Facebook will no longer allow anti-vaccine information on its website following measles outbreaks in North America.
Since coming into the new year, 17 cases of measles have been confirmed in Vancouver alone. Due to a large number of outbreaks, a microscope has been put on the vaccine community, especially anti-vaccine movements. In order to combat anti-vaccine information, Facebook has put a plan into action that will make it more difficult to access anti-vaccine information on its social media platform.
Amidst a large number of measles outbreaks happening in North America, Facebook plans to combat misinformation on its website. Earlier today, Facebook announced that a series of steps will be taken by the social media platform to combat anti-vaccine information from spreading online.
The first step will be to reduce the ranking of groups and pages that spread misinformation about vaccines on news feeds and search bars. The groups and pages will no longer be included on recommendations or predictions when you type in the search bar.
You will now also be able to reject ads that include anti-vaccine information. If ad accounts continue to violate policies, Facebook has stated that it will take “further action.” This would include disabling the ad account.
Along the advertising line, Facebook will no longer recommend content that contains anti-vaccine information. This will include Instagram Explore and hashtag pages. Facebook has also stated they will be exploring new ways of sharing educational information on vaccines when site users come across misinformation.
“We are exploring ways to give people more accurate information from expert organizations about vaccines at the top of results for related searches, on Pages discussing the topic, and on invitations to join groups about the topic,” states the Facebook press release.
The Guardian recently published a report stating that Facebook was accepting thousands of dollars in advertising among anti-vaccination groups. Instead of vaccines, the pages were offering alternatives that included high doses of vitamin C. They also targeted parents with scary misinformation about the effects of vaccines.
Anti-vaccine movements and groups have been known to persuade the public with misinformation regarding vaccines. In early February, a father at the centre of the measles outbreak in Vancouver did not vaccinate his child due to autism fears.
According to CBC, the man said his former wife was influenced by reports that linked vaccines for meals to autism. While the CDC claims that there is no evidence linking vaccines to autism, the father claimed that at the time, doctors were coming out with research stating the opposite.
As of today, change.org petition to make vaccines mandatory in schools.This large number of outbreaks has caused a lot of conversations to be had, even bringing with it a

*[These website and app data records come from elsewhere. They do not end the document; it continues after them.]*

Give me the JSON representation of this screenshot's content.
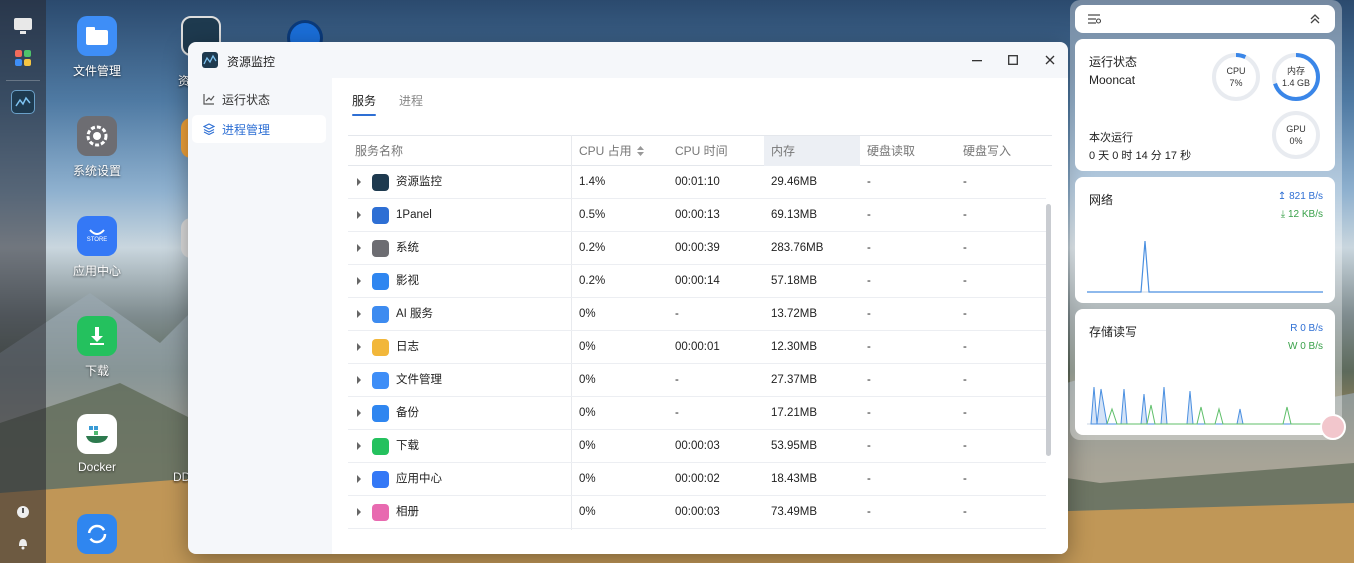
{
  "desktop": {
    "icons": [
      {
        "label": "文件管理",
        "icon": "folder-icon",
        "color": "#3e8ef7"
      },
      {
        "label": "系统设置",
        "icon": "gear-icon",
        "color": "#6d6d72"
      },
      {
        "label": "应用中心",
        "icon": "store-icon",
        "color": "#3478f6",
        "sub": "STORE"
      },
      {
        "label": "下载",
        "icon": "download-icon",
        "color": "#24c15e"
      },
      {
        "label": "Docker",
        "icon": "docker-icon",
        "color": "#ffffff"
      },
      {
        "label": "",
        "icon": "sync-icon",
        "color": "#2f86f0"
      }
    ],
    "partial_labels": {
      "col2_row1": "资",
      "col2_row5": "DD"
    }
  },
  "window": {
    "title": "资源监控",
    "sidebar": [
      {
        "label": "运行状态",
        "icon": "chart-line-icon"
      },
      {
        "label": "进程管理",
        "icon": "layers-icon",
        "active": true
      }
    ],
    "tabs": [
      {
        "label": "服务",
        "active": true
      },
      {
        "label": "进程",
        "active": false
      }
    ],
    "columns": [
      "服务名称",
      "CPU 占用",
      "CPU 时间",
      "内存",
      "硬盘读取",
      "硬盘写入"
    ],
    "rows": [
      {
        "name": "资源监控",
        "icon": "monitor-icon",
        "color": "#1e3a4f",
        "cpu": "1.4%",
        "time": "00:01:10",
        "mem": "29.46MB",
        "read": "-",
        "write": "-"
      },
      {
        "name": "1Panel",
        "icon": "panel-icon",
        "color": "#2e6fd4",
        "cpu": "0.5%",
        "time": "00:00:13",
        "mem": "69.13MB",
        "read": "-",
        "write": "-"
      },
      {
        "name": "系统",
        "icon": "gear-icon",
        "color": "#6d6d72",
        "cpu": "0.2%",
        "time": "00:00:39",
        "mem": "283.76MB",
        "read": "-",
        "write": "-"
      },
      {
        "name": "影视",
        "icon": "video-icon",
        "color": "#2f86f0",
        "cpu": "0.2%",
        "time": "00:00:14",
        "mem": "57.18MB",
        "read": "-",
        "write": "-"
      },
      {
        "name": "AI 服务",
        "icon": "ai-icon",
        "color": "#3d8bf0",
        "cpu": "0%",
        "time": "-",
        "mem": "13.72MB",
        "read": "-",
        "write": "-"
      },
      {
        "name": "日志",
        "icon": "log-icon",
        "color": "#f2b73a",
        "cpu": "0%",
        "time": "00:00:01",
        "mem": "12.30MB",
        "read": "-",
        "write": "-"
      },
      {
        "name": "文件管理",
        "icon": "folder-icon",
        "color": "#3e8ef7",
        "cpu": "0%",
        "time": "-",
        "mem": "27.37MB",
        "read": "-",
        "write": "-"
      },
      {
        "name": "备份",
        "icon": "backup-icon",
        "color": "#2f86f0",
        "cpu": "0%",
        "time": "-",
        "mem": "17.21MB",
        "read": "-",
        "write": "-"
      },
      {
        "name": "下载",
        "icon": "download-icon",
        "color": "#24c15e",
        "cpu": "0%",
        "time": "00:00:03",
        "mem": "53.95MB",
        "read": "-",
        "write": "-"
      },
      {
        "name": "应用中心",
        "icon": "store-icon",
        "color": "#3478f6",
        "cpu": "0%",
        "time": "00:00:02",
        "mem": "18.43MB",
        "read": "-",
        "write": "-"
      },
      {
        "name": "相册",
        "icon": "photos-icon",
        "color": "#e86ab0",
        "cpu": "0%",
        "time": "00:00:03",
        "mem": "73.49MB",
        "read": "-",
        "write": "-"
      }
    ]
  },
  "widget": {
    "status": {
      "title": "运行状态",
      "host": "Mooncat",
      "uptime_label": "本次运行",
      "uptime": "0 天 0 时 14 分 17 秒",
      "cpu_label": "CPU",
      "cpu_value": "7%",
      "cpu_fraction": 0.07,
      "mem_label": "内存",
      "mem_value": "1.4 GB",
      "mem_fraction": 0.7,
      "gpu_label": "GPU",
      "gpu_value": "0%",
      "gpu_fraction": 0
    },
    "network": {
      "title": "网络",
      "up": "821 B/s",
      "down": "12 KB/s"
    },
    "storage": {
      "title": "存储读写",
      "read": "R 0 B/s",
      "write": "W 0 B/s"
    }
  },
  "colors": {
    "accent": "#2e6fd4",
    "green": "#3aa14a"
  }
}
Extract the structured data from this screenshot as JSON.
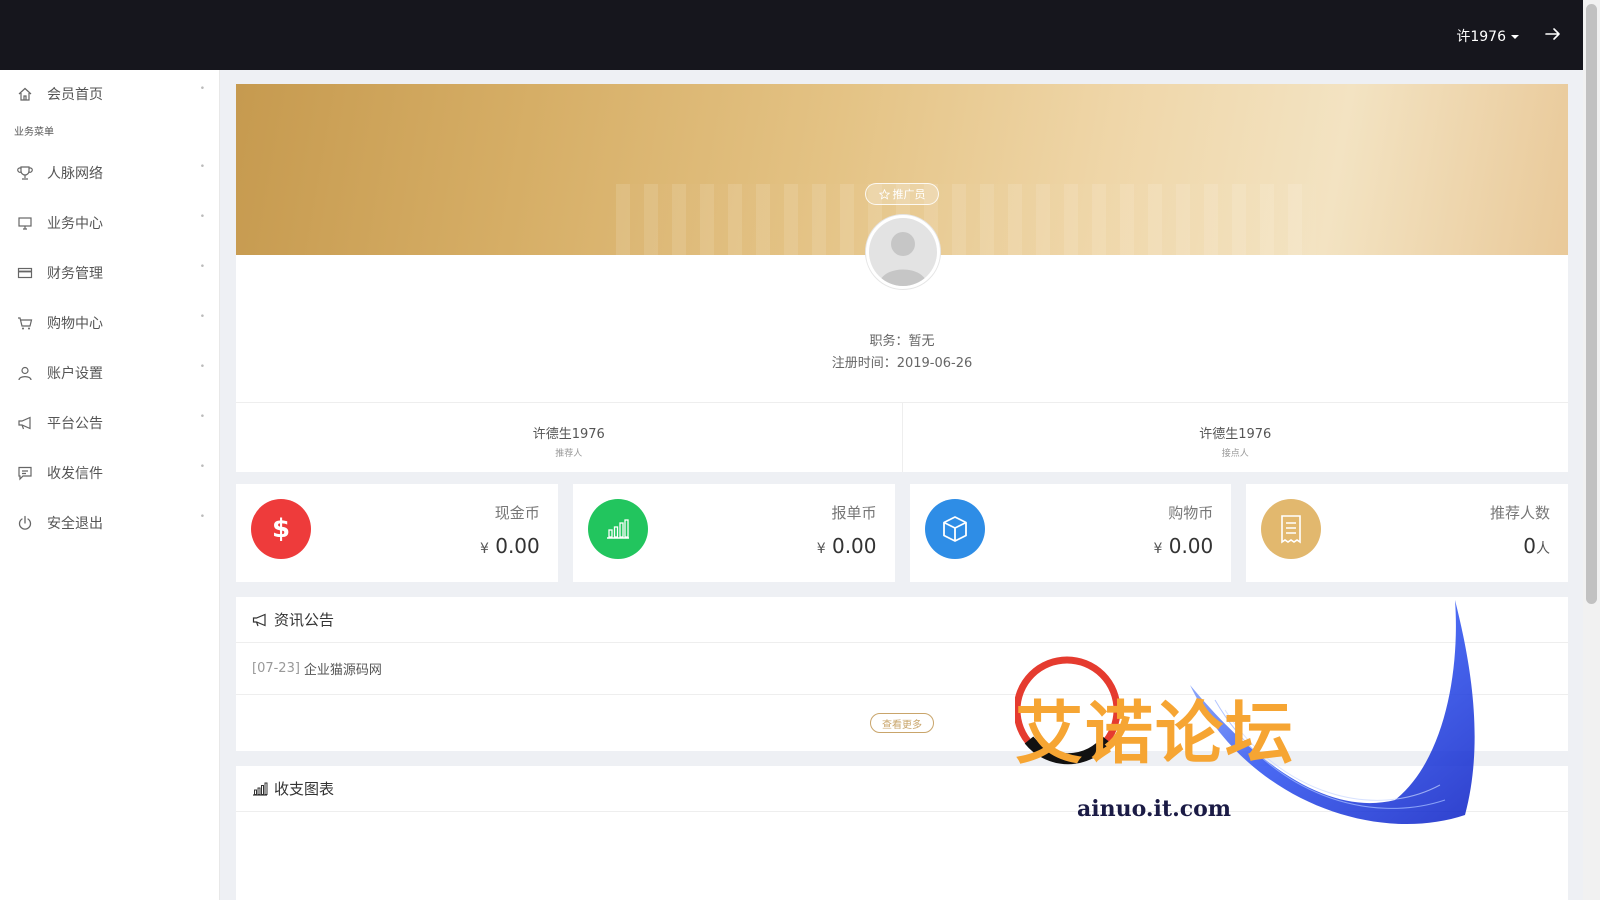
{
  "header": {
    "username": "许1976"
  },
  "sidebar": {
    "home": {
      "label": "会员首页"
    },
    "section_label": "业务菜单",
    "items": [
      {
        "label": "人脉网络",
        "icon": "trophy-icon"
      },
      {
        "label": "业务中心",
        "icon": "monitor-icon"
      },
      {
        "label": "财务管理",
        "icon": "card-icon"
      },
      {
        "label": "购物中心",
        "icon": "cart-icon"
      },
      {
        "label": "账户设置",
        "icon": "user-icon"
      },
      {
        "label": "平台公告",
        "icon": "megaphone-icon"
      },
      {
        "label": "收发信件",
        "icon": "message-icon"
      },
      {
        "label": "安全退出",
        "icon": "power-icon"
      }
    ]
  },
  "profile": {
    "role_badge": "推广员",
    "position_label": "职务：",
    "position_value": "暂无",
    "register_label": "注册时间：",
    "register_value": "2019-06-26",
    "referrer_name": "许德生1976",
    "referrer_label": "推荐人",
    "contact_name": "许德生1976",
    "contact_label": "接点人"
  },
  "stats": [
    {
      "label": "现金币",
      "currency": "¥",
      "value": "0.00",
      "color": "#ee3b3b",
      "icon": "dollar-icon"
    },
    {
      "label": "报单币",
      "currency": "¥",
      "value": "0.00",
      "color": "#22c55e",
      "icon": "bar-chart-icon"
    },
    {
      "label": "购物币",
      "currency": "¥",
      "value": "0.00",
      "color": "#2e8de6",
      "icon": "box-icon"
    },
    {
      "label": "推荐人数",
      "value": "0",
      "unit": "人",
      "color": "#e2b86e",
      "icon": "receipt-icon"
    }
  ],
  "news": {
    "title": "资讯公告",
    "items": [
      {
        "date": "[07-23]",
        "title": "企业猫源码网"
      }
    ],
    "more_label": "查看更多"
  },
  "chart_panel": {
    "title": "收支图表"
  },
  "watermark": {
    "text": "艾诺论坛",
    "url": "ainuo.it.com"
  }
}
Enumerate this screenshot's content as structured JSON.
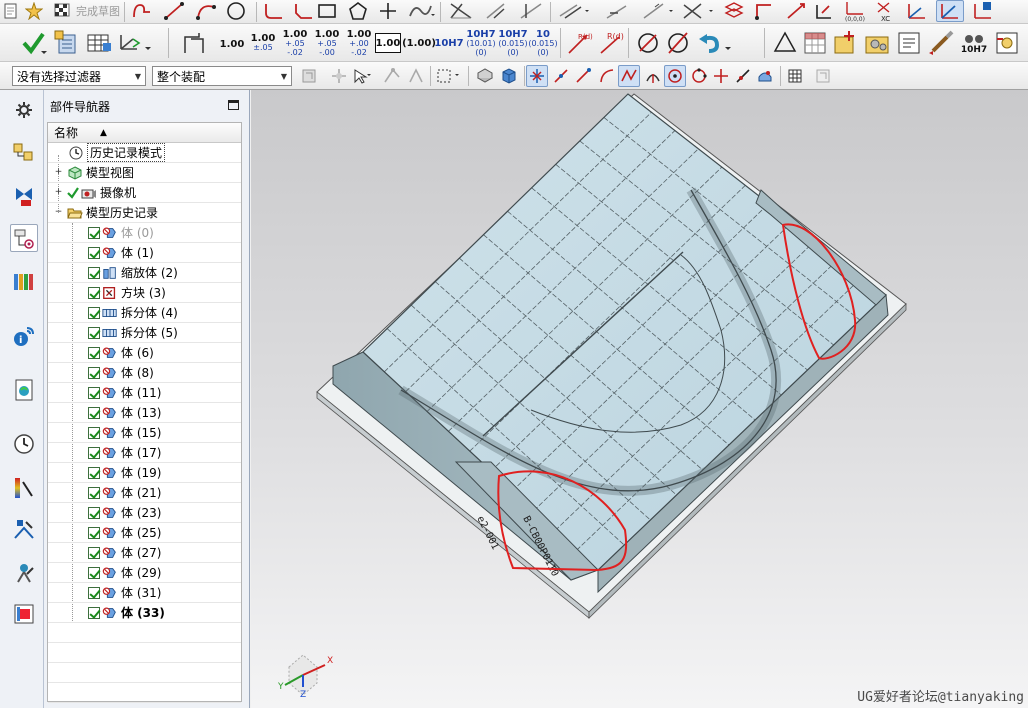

Since the outbreaks have started in Vancouver, theThis would make it more difficult for children who are not vaccinated to enter the public school system.
Even thoughVancouver doctors are saying it is unlikely to spread. Dr. Reka Gustafson of Vancouver Coastal Health (VCH) spoke publicly to the media stating that the